Here's a version with English sub-titles (though the picture's smaller).
From Tom Coghlan in the Times (£):
Khaira Arby says her voice was a gift from God. But it was in the name of the same God that hardline Islamist militants drove her from her home last year. “They’ve said that when they capture me they will cut out my tongue,” says the grande dame of Malian music, a woman in her early fifties known in her own country as “the Nightingale of the North”.
Waging war on music might rank as the bravest or stupidest strategic decision ever made in a country where it is omnipresent. But that’s what Mali’s answer to the Taleban did last August. “We do not want Satan’s music,” announced a spokesman for the Ansar Din (the Followers of God), a group allied to al-Qaeda. “In its place will be Koranic verses. Sharia [the law] demands this. What God commands must be done.”
And with that the musicians of one of the world’s poorest nations but richest musical cultures became outlaws across a swath of northern Mali seized by extremists. “I had to flee,” says Arby at her villa in the capital Bamako, nearly 450 miles away in the government-held south of the country. “I don’t know what these guys want,” she adds with a contemptuous wave of her hand.
After the militants took over an intolerant, ultra-conservative Wahhabi interpretation of Sharia followed in a country where a gentle tradition of mystical Sufi Islam had mingled with pre-Islamic animist traditions. Shrines and tombs in Timbuktu, the ancient Saharan seat of learning and a World Heritage site, were smashed with hammers and drills. Women failing to dress, as one local told me in exasperation, “like a ninja”, were beaten with camel hair whips. Human Rights Watch reported that there were at least eight public amputations of hand or foot for theft. An unmarried couple were stoned to death in front of an audience of hundreds.
Arby’s own music studio in Timbuktu was raided by the local religious police. “They destroyed my instruments — guitars, mixing equipment, the production studio,” she says, costing the loss at nearly £100,000....
At a press conference the singer Fatoumata Diawara says she believes the population was looking to Mali’s musicians for the moral strength that had been lacking in the country’s often corrupt political elite. “They have lost hope in politics,” she says. “But music has always brought hope in Mali.”...

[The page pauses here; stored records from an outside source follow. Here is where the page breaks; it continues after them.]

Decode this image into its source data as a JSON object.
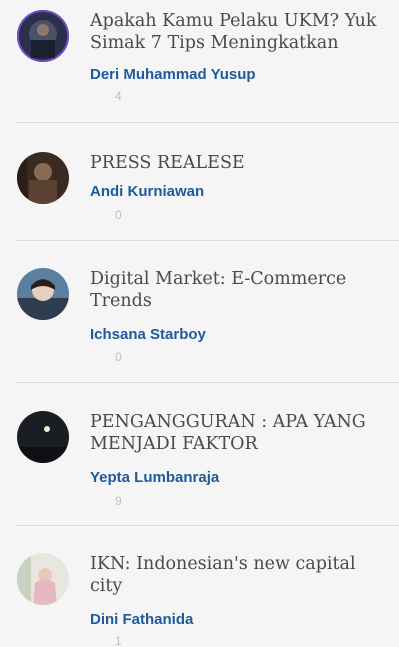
{
  "articles": [
    {
      "title": "Apakah Kamu Pelaku UKM? Yuk Simak 7 Tips Meningkatkan",
      "author": "Deri Muhammad Yusup",
      "count": "4"
    },
    {
      "title": "PRESS REALESE",
      "author": "Andi Kurniawan",
      "count": "0"
    },
    {
      "title": "Digital Market: E-Commerce Trends",
      "author": "Ichsana Starboy",
      "count": "0"
    },
    {
      "title": "PENGANGGURAN : APA YANG MENJADI FAKTOR",
      "author": "Yepta Lumbanraja",
      "count": "9"
    },
    {
      "title": "IKN: Indonesian's new capital city",
      "author": "Dini Fathanida",
      "count": "1"
    }
  ]
}
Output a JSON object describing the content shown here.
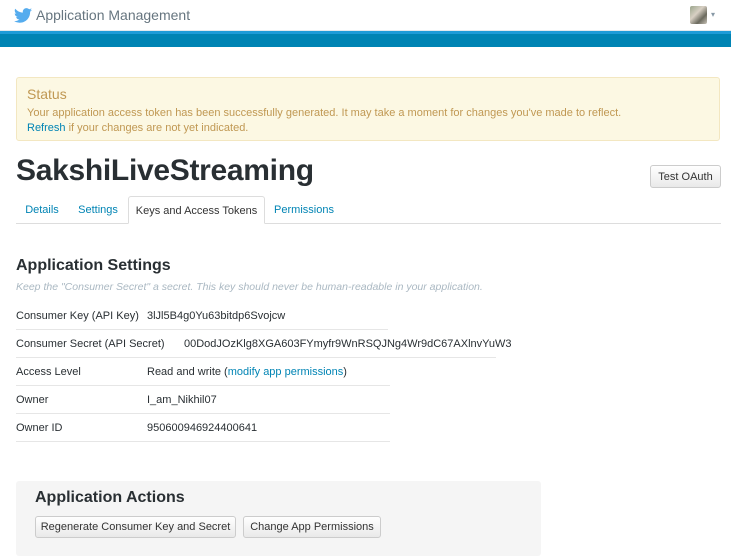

In a slum near Bamako airport last Friday night hundreds of refugees from the north meet to dance and show solidarity at a concert by Baba Salaha, a Timbuktu-based guitarist. “We are people of the north and this is our night,” sings Salaha, who mixes the loping, lopsided rythms of Malian tradition with recognisably Western rock and funk influences. He sees nothing but power politics in the assault on Mali’s music. “This Satan stuff is a pretext,” he says. “It is an excuse to impose themselves. Music is the tradition of the north — in marriages, birth, the ceremony of circumcision (of adolescent boys). To forbid it is a kind of crime against humanity.”